The Mountain-Prairie Region's Office of Ecological Services (ES) works to restore and protect healthy populations of fish, wildlife, and plants and the environments upon which they depend. Using the best available science, ES personnel work with Federal, State, Tribal, local, and non-profit stakeholders, as well as private land owners, to avoid, minimize, and mitigate threats to our Nation's natural resources.
Providing leadership in the conservation of migratory bird habitat through partnerships, grants, and outreach for present and future generations. The Migratory Bird Program is responsible for maintaining healthy migratory bird populations for the benefit of the American people.
The U.S. Fish & Wildlife Service Fish and Aquatic Conservation Program in the Mountain-Prairie Region helps conserve, protect, and enhance aquatic resources and provides economically valuable recreational fishing to anglers across the country. The program comprises 12 National Fish Hatcheries.
Law enforcement is essential to virtually every aspect of wildlife conservation. The Office of Law Enforcement contributes to Service efforts to manage ecosystems, save endangered species, conserve migratory birds, preserve wildlife habitat, restore fisheries, combat invasive species, and promote international wildlife conservation.
External Affairs staff in the Mountain-Prairie Region of the U.S. Fish and Wildlife Service provides support to the regional office and field stations to communicate and facilitate information about the Service's programs to the public, media, Congress, Tribes, partners, and other stakeholders in the 8-state region.
One of the greatest success stories of the Endangered Species Act, the bald eagle, has made an amazing comeback from a low of about 400 breeding pairs in the lower 48 states in the early 1960s, to nearly 10,000 when the species was removed from the Endangered Species list in 2007. The decline of the bird known as "America's symbol" was largely blamed on the pesticide DDT, which caused a thinning of its eggshells, as well as habitat destruction and illegal shooting. Concerns about the bald eagle resulted in its protection in 1967 under the predecessor to the Endangered Species Act, and DDT was banned in 1972. Those two steps started the species on the road to recovery, and the bald eagle was downlisted from "endangered" to "threatened" in 1995.
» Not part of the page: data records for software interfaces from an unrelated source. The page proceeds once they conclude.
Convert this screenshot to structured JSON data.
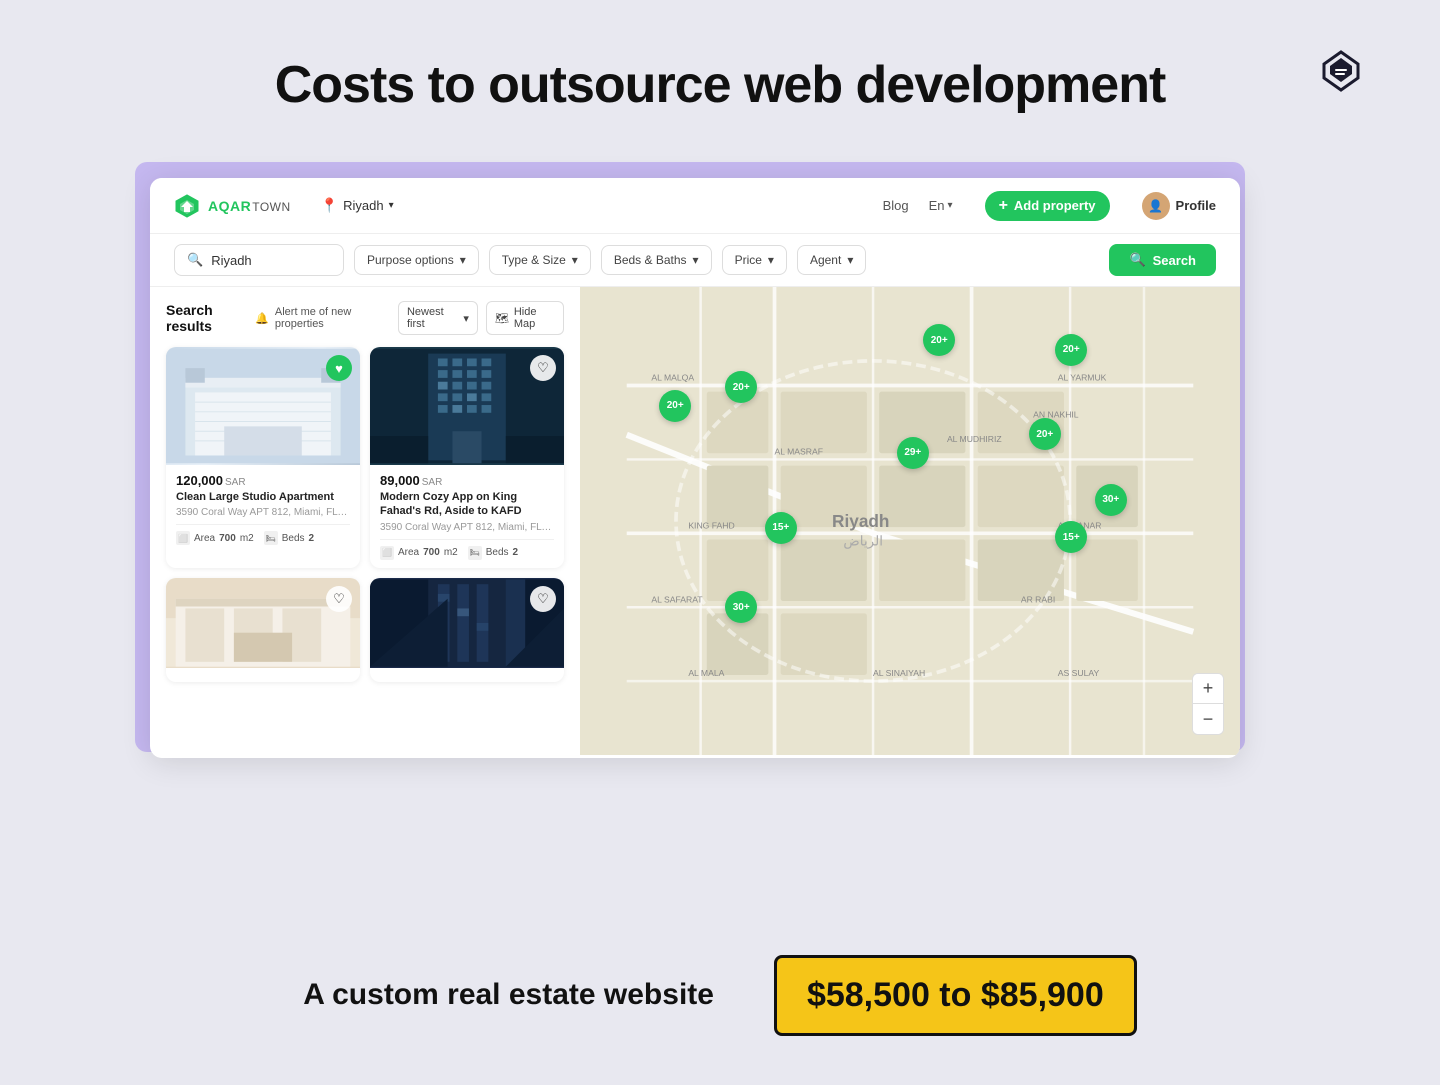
{
  "page": {
    "title": "Costs to outsource web development",
    "bg_color": "#e8e8f0"
  },
  "brand": {
    "name": "AQAR",
    "suffix": "TOWN",
    "accent_color": "#22c55e"
  },
  "navbar": {
    "location": "Riyadh",
    "blog_label": "Blog",
    "lang_label": "En",
    "add_property_label": "Add property",
    "profile_label": "Profile"
  },
  "search": {
    "placeholder": "Riyadh",
    "purpose_label": "Purpose options",
    "type_label": "Type & Size",
    "beds_label": "Beds & Baths",
    "price_label": "Price",
    "agent_label": "Agent",
    "button_label": "Search"
  },
  "results": {
    "title": "Search results",
    "alert_label": "Alert me of new properties",
    "sort_label": "Newest first",
    "hide_map_label": "Hide Map"
  },
  "properties": [
    {
      "id": 1,
      "price": "120,000",
      "currency": "SAR",
      "name": "Clean Large Studio Apartment",
      "address": "3590 Coral Way APT 812, Miami, FL 33...",
      "area": "700",
      "area_unit": "m2",
      "beds": "2",
      "favorited": true,
      "img_color": "#c8d8e8"
    },
    {
      "id": 2,
      "price": "89,000",
      "currency": "SAR",
      "name": "Modern Cozy App on King Fahad's Rd, Aside to KAFD",
      "address": "3590 Coral Way APT 812, Miami, FL 33...",
      "area": "700",
      "area_unit": "m2",
      "beds": "2",
      "favorited": false,
      "img_color": "#1a3a4a"
    },
    {
      "id": 3,
      "price": "",
      "currency": "",
      "name": "",
      "address": "",
      "area": "",
      "area_unit": "",
      "beds": "",
      "favorited": false,
      "img_color": "#e8dcc8"
    },
    {
      "id": 4,
      "price": "",
      "currency": "",
      "name": "",
      "address": "",
      "area": "",
      "area_unit": "",
      "beds": "",
      "favorited": false,
      "img_color": "#1a2a4a"
    }
  ],
  "map": {
    "clusters": [
      {
        "label": "20+",
        "top": "18%",
        "left": "22%"
      },
      {
        "label": "29+",
        "top": "32%",
        "left": "48%"
      },
      {
        "label": "20+",
        "top": "28%",
        "left": "68%"
      },
      {
        "label": "20+",
        "top": "10%",
        "left": "72%"
      },
      {
        "label": "20+",
        "top": "22%",
        "left": "12%"
      },
      {
        "label": "15+",
        "top": "48%",
        "left": "28%"
      },
      {
        "label": "15+",
        "top": "50%",
        "left": "72%"
      },
      {
        "label": "30+",
        "top": "42%",
        "left": "78%"
      },
      {
        "label": "30+",
        "top": "65%",
        "left": "22%"
      },
      {
        "label": "20+",
        "top": "8%",
        "left": "52%"
      }
    ],
    "zoom_in_label": "+",
    "zoom_out_label": "−",
    "city_label": "Riyadh"
  },
  "bottom": {
    "label": "A custom real estate website",
    "price_range": "$58,500 to $85,900"
  }
}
In 1988, the first bald eagle nest in North Dakota since 1975 was documented along the Missouri River. At the time of delisting in 2007, at least 20 active bald eagle nests were located in various parts of the state. Although no longer listed as an endangered or threatened species, the bald eagle remains protected by the Bald and Golden Eagle Protection Act and the Migratory Bird Treaty Act, which prohibit "taking"--killing, selling, or otherwise harming eagles, their nests, or eggs. The U.S. Fish and Wildlife Service will continue to work with State wildlife agencies to monitor eagles. Should it appear that the bald eagle again needs the protection of the Endangered Species Act, the U.S. Fish and Wildlife Service can propose to relist the species.
The remarkable recovery of the bald eagle is a testament to what can be accomplished when many parties work together for the common good.